## Exercise objective
An exact copy of every record below is required, with the pictures left out.

Content starts

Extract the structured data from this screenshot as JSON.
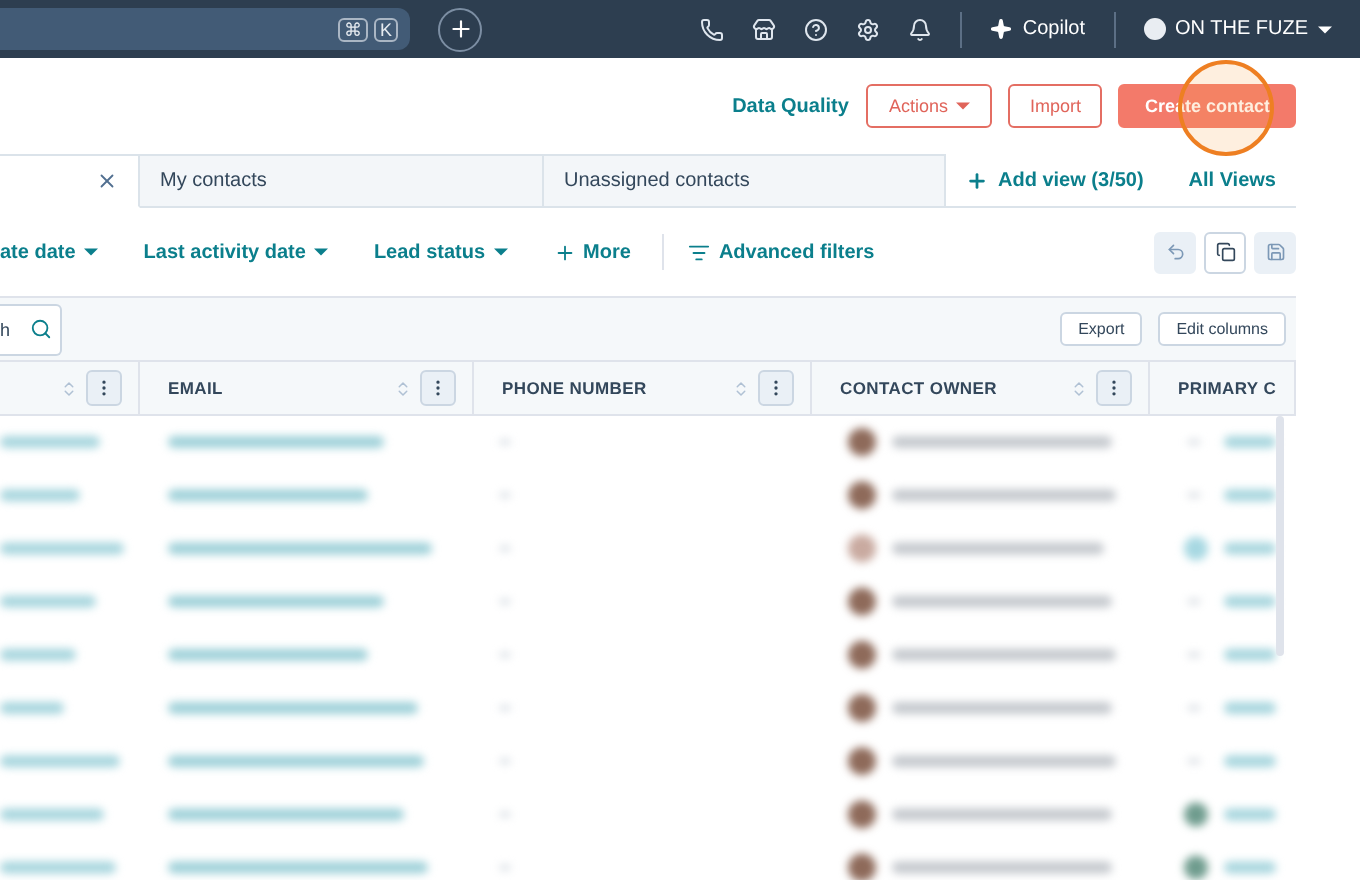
{
  "topbar": {
    "search_keys": [
      "⌘",
      "K"
    ],
    "copilot": "Copilot",
    "account": "ON THE FUZE"
  },
  "actions": {
    "link": "Data Quality",
    "buttons": [
      "Actions",
      "Import"
    ],
    "primary": "Create contact"
  },
  "tabs": [
    {
      "closable": true,
      "selected": true
    },
    {
      "label": "My contacts",
      "selected": false
    },
    {
      "label": "Unassigned contacts",
      "selected": false
    }
  ],
  "add_view": "Add view (3/50)",
  "all_views": "All Views",
  "filters": [
    {
      "label": "ate date",
      "kind": "dropdown"
    },
    {
      "label": "Last activity date",
      "kind": "dropdown"
    },
    {
      "label": "Lead status",
      "kind": "dropdown"
    },
    {
      "label": "More",
      "kind": "add"
    }
  ],
  "advanced_filters": "Advanced filters",
  "table_search": {
    "value": "h"
  },
  "table_buttons": [
    "Export",
    "Edit columns"
  ],
  "columns": [
    {
      "sortable": true
    },
    {
      "label": "EMAIL",
      "sortable": true
    },
    {
      "label": "PHONE NUMBER",
      "sortable": true
    },
    {
      "label": "CONTACT OWNER",
      "sortable": true
    },
    {
      "label": "PRIMARY C",
      "sortable": false
    }
  ]
}
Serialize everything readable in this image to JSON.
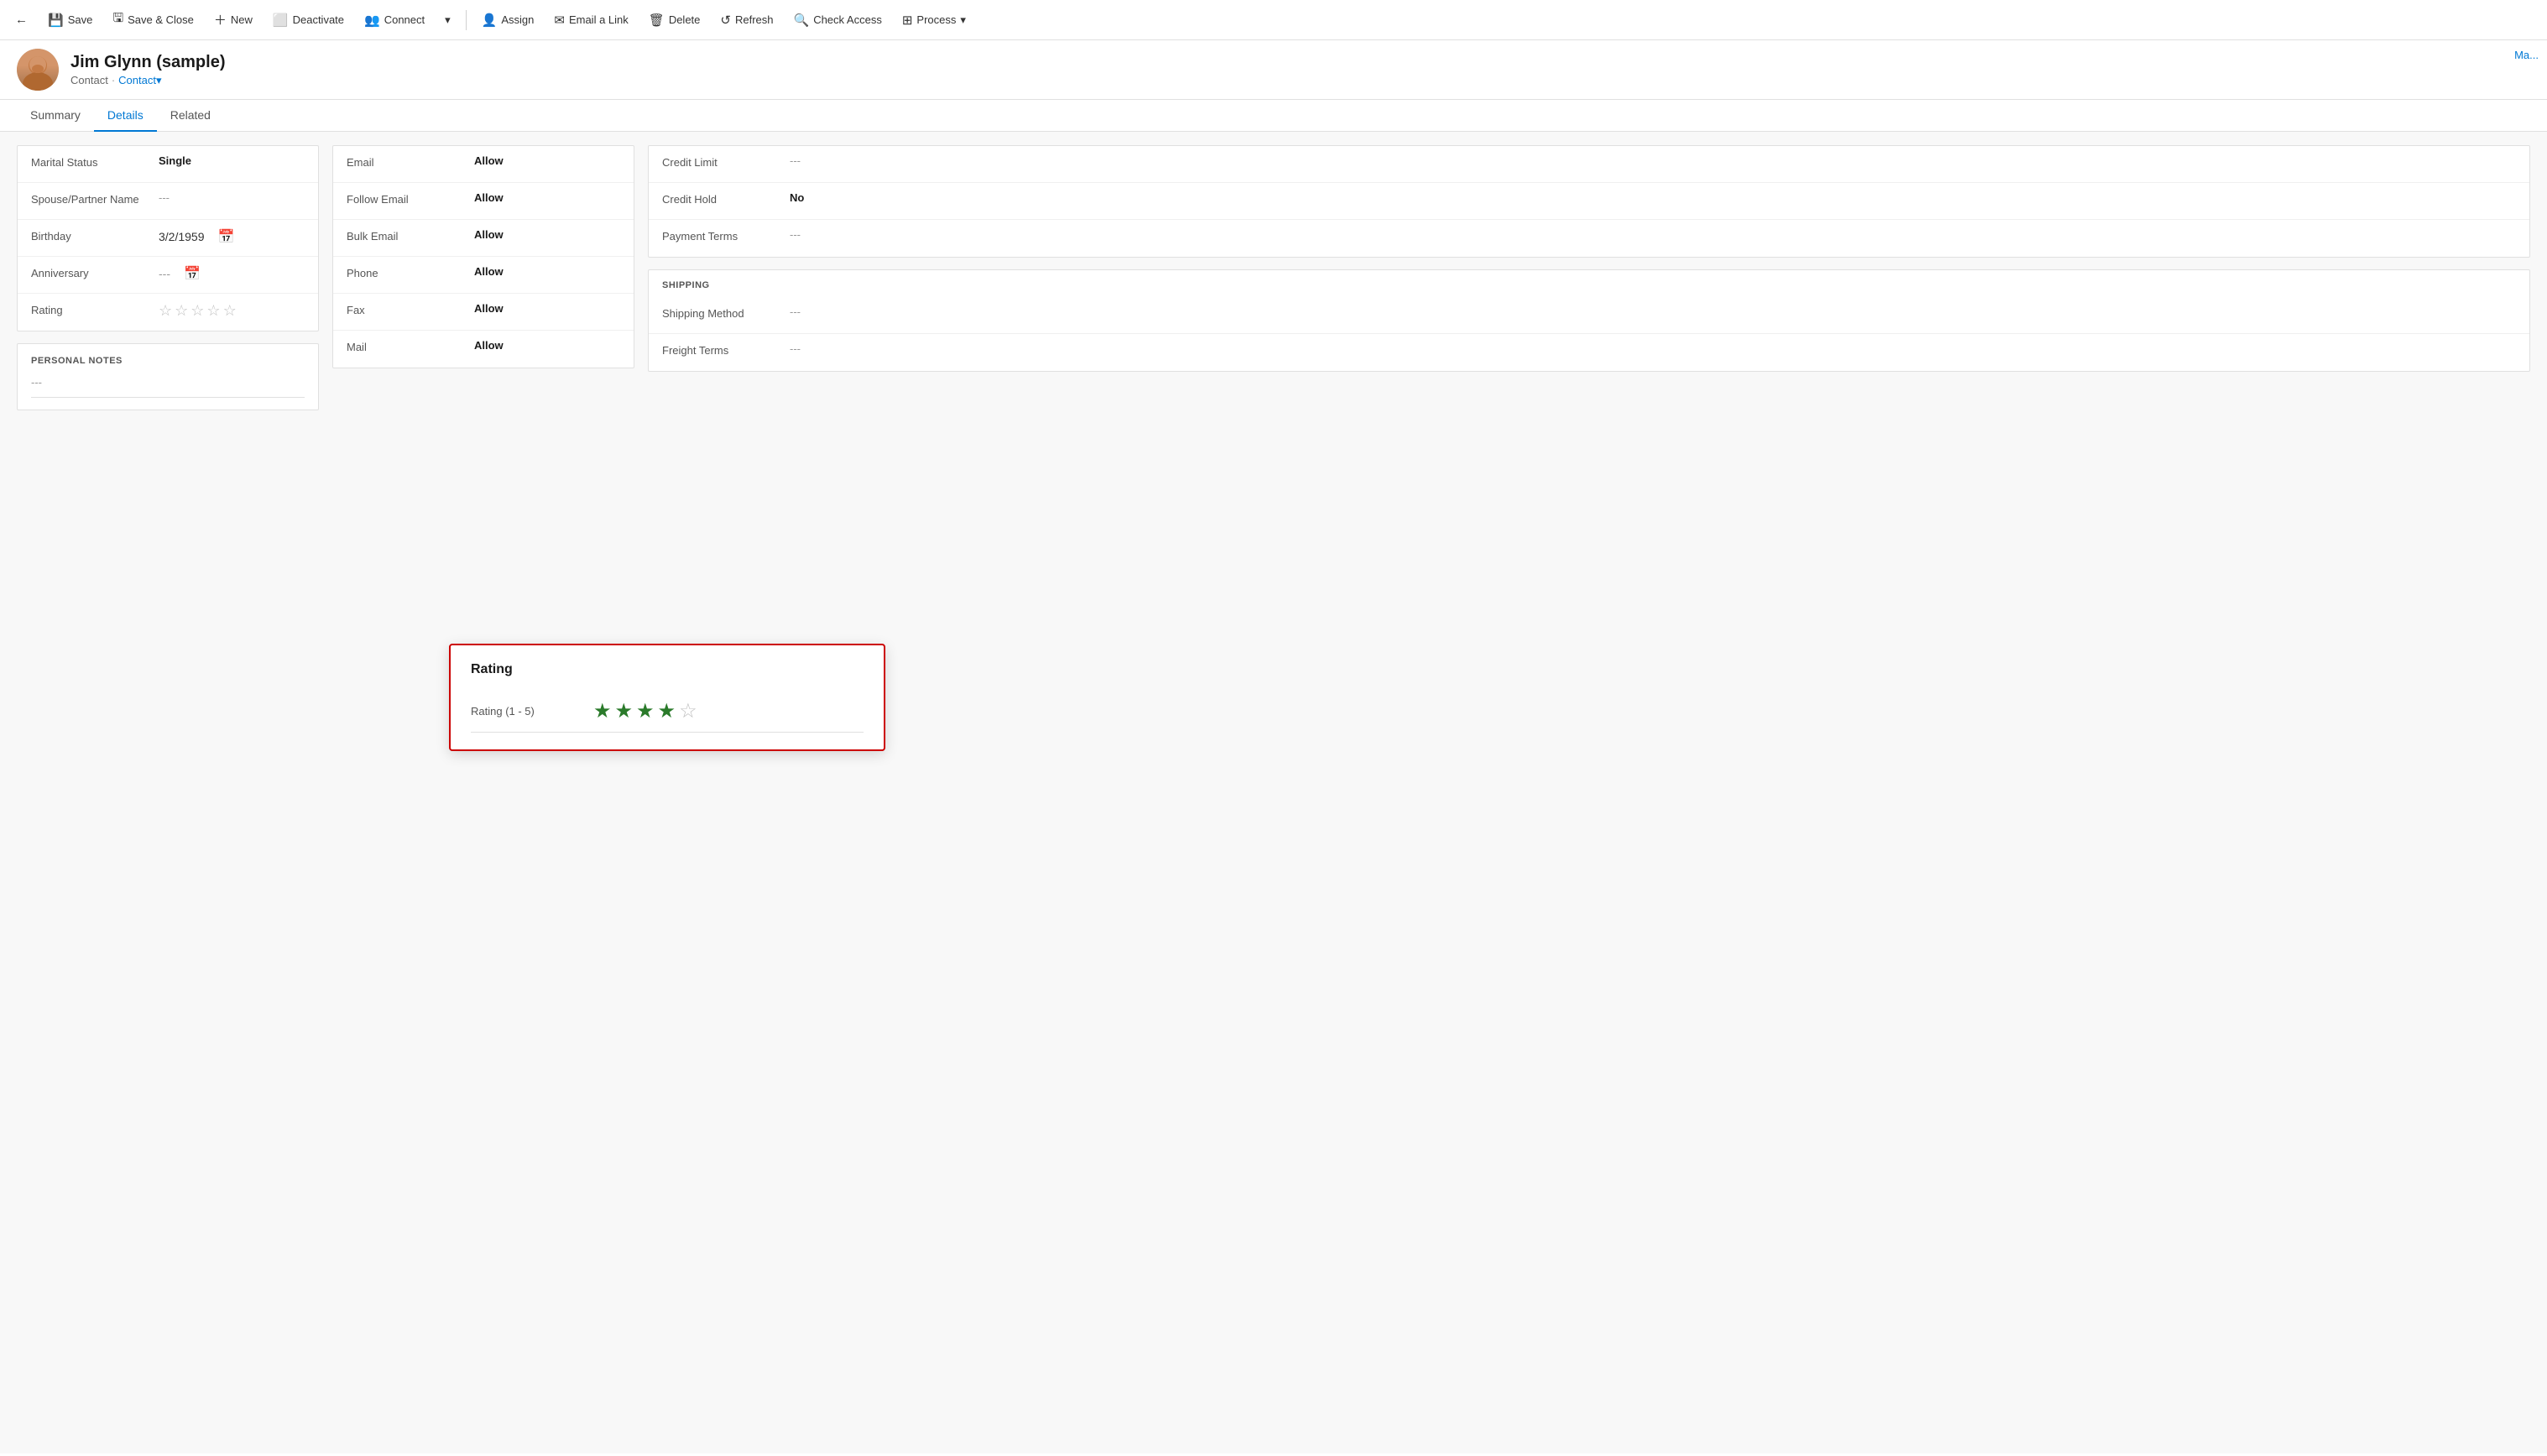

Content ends

## Answer below
Extract the structured data from this screenshot as JSON.
{
  "topbar": {
    "search_keys": [
      "⌘",
      "K"
    ],
    "copilot": "Copilot",
    "account": "ON THE FUZE"
  },
  "actions": {
    "link": "Data Quality",
    "buttons": [
      "Actions",
      "Import"
    ],
    "primary": "Create contact"
  },
  "tabs": [
    {
      "closable": true,
      "selected": true
    },
    {
      "label": "My contacts",
      "selected": false
    },
    {
      "label": "Unassigned contacts",
      "selected": false
    }
  ],
  "add_view": "Add view (3/50)",
  "all_views": "All Views",
  "filters": [
    {
      "label": "ate date",
      "kind": "dropdown"
    },
    {
      "label": "Last activity date",
      "kind": "dropdown"
    },
    {
      "label": "Lead status",
      "kind": "dropdown"
    },
    {
      "label": "More",
      "kind": "add"
    }
  ],
  "advanced_filters": "Advanced filters",
  "table_search": {
    "value": "h"
  },
  "table_buttons": [
    "Export",
    "Edit columns"
  ],
  "columns": [
    {
      "sortable": true
    },
    {
      "label": "EMAIL",
      "sortable": true
    },
    {
      "label": "PHONE NUMBER",
      "sortable": true
    },
    {
      "label": "CONTACT OWNER",
      "sortable": true
    },
    {
      "label": "PRIMARY C",
      "sortable": false
    }
  ]
}
Serialize everything readable in this image to JSON.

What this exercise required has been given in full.